This single image is able to show the entire sky, thanks to the truly dark sky of the Namibian savanna and to the absence of mountains. Only some small trees from the Tivoli farm are visible toward West.

cwnl:

All-Sky Milky Way

Copyright: processing Lorenzo Comolli, images Lorenzo Comolli, Luigi Fontana, Giosuè Ghioldi, Emmanuele Sordini

This single image is able to show the entire sky, thanks to the truly dark sky of the Namibian savanna and to the absence of mountains. Only some small trees from the Tivoli farm are visible toward West.

(Source: afro-dominicano)

smithsonianmag:

The Highest Resolution Image of Earth Ever

This composite image uses a number of swaths of the Earth’s surface taken on January 4, 2012.

Photo courtesy of NASA/NOAA/GSFC/Suomi NPP/VIIRS/Norman Kuring
Ed note: Perfect for your desktop background. Click the photo for the 8000x8000 image. Check out our article on the previous photo titled The Blue Marble.
h/t Gizmodo

smithsonianmag:

The Highest Resolution Image of Earth Ever

This composite image uses a number of swaths of the Earth’s surface taken on January 4, 2012.

Photo courtesy of NASA/NOAA/GSFC/Suomi NPP/VIIRS/Norman Kuring

Ed note: Perfect for your desktop background. Click the photo for the 8000x8000 image. Check out our article on the previous photo titled The Blue Marble.
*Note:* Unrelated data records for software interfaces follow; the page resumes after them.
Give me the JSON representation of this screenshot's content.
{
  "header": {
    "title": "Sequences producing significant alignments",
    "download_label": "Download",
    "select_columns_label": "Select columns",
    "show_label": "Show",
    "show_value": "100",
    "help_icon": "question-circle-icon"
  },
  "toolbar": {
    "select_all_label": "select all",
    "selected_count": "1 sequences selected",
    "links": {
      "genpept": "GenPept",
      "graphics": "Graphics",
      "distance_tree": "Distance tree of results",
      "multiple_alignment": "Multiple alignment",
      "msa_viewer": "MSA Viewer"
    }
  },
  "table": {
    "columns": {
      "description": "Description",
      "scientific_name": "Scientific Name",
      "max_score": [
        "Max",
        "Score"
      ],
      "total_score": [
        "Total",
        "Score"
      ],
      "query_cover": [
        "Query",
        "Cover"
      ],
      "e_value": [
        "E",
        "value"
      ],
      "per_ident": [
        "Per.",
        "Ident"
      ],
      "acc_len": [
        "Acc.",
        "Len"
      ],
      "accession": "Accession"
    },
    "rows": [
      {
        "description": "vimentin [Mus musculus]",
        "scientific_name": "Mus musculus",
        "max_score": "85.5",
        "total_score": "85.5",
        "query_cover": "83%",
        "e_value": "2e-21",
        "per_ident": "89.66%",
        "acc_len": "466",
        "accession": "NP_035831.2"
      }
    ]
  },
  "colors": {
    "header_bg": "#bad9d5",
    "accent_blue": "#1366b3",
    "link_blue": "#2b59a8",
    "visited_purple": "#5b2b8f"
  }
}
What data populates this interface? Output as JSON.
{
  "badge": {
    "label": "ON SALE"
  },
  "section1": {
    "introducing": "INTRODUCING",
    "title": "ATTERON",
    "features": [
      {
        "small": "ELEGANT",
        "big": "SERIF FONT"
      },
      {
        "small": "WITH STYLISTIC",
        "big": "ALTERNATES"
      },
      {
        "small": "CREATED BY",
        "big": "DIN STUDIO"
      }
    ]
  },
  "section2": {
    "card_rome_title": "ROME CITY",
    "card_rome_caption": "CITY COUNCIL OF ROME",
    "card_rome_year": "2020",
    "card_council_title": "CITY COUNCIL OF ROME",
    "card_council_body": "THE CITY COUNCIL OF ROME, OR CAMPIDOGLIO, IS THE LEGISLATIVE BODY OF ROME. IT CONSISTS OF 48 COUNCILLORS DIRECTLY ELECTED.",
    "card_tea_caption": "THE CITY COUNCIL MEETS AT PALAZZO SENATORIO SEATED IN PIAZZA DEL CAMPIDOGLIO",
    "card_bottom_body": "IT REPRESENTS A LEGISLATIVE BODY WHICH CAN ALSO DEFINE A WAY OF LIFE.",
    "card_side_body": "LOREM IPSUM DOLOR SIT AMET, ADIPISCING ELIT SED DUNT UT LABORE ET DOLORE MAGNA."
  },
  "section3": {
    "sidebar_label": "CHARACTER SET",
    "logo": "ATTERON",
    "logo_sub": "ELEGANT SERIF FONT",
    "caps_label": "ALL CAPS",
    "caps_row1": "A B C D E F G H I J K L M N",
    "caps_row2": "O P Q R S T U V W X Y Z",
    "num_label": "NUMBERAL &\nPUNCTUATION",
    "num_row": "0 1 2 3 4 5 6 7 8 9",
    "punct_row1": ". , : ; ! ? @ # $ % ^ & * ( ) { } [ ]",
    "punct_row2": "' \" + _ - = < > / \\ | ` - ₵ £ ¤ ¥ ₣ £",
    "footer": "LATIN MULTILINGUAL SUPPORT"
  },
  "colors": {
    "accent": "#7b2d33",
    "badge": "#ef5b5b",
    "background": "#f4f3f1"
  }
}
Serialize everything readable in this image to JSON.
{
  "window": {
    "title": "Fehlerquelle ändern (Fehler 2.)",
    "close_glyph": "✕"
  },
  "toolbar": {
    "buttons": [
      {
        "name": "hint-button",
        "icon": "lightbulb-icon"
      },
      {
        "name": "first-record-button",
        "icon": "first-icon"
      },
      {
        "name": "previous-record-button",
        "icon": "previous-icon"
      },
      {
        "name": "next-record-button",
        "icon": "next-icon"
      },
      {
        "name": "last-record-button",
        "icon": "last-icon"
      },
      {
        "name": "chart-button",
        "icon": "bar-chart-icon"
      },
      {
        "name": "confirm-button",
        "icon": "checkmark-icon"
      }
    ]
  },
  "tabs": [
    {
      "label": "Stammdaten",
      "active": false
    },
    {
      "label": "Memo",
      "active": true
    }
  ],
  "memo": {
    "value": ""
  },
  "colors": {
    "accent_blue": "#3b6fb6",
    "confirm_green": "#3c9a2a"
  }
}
h/t Gizmodo

(via smithsonianmag)

unknownskywalker:

Mars by Rosetta
On February 24, 2007, the ESA’s Rosetta spacecraft passed by Mars, the second of four planetary gravity-assist flybys on its long way to a 2014 rendezvous with comet Churyumov-Gerasimenkoy, getting close enough to take some very detailed pictures. That data wasn’t initially released by the mission leader, but they were finally made available late last year, including this frame-filling photo of Mars that Rosetta took as it approached the planet, using its main science camera, OSIRIS.

unknownskywalker:

Mars by Rosetta

On February 24, 2007, the ESA’s Rosetta spacecraft passed by Mars, the second of four planetary gravity-assist flybys on its long way to a 2014 rendezvous with comet Churyumov-Gerasimenkoy, getting close enough to take some very detailed pictures. That data wasn’t initially released by the mission leader, but they were finally made available late last year, including this frame-filling photo of Mars that Rosetta took as it approached the planet, using its main science camera, OSIRIS.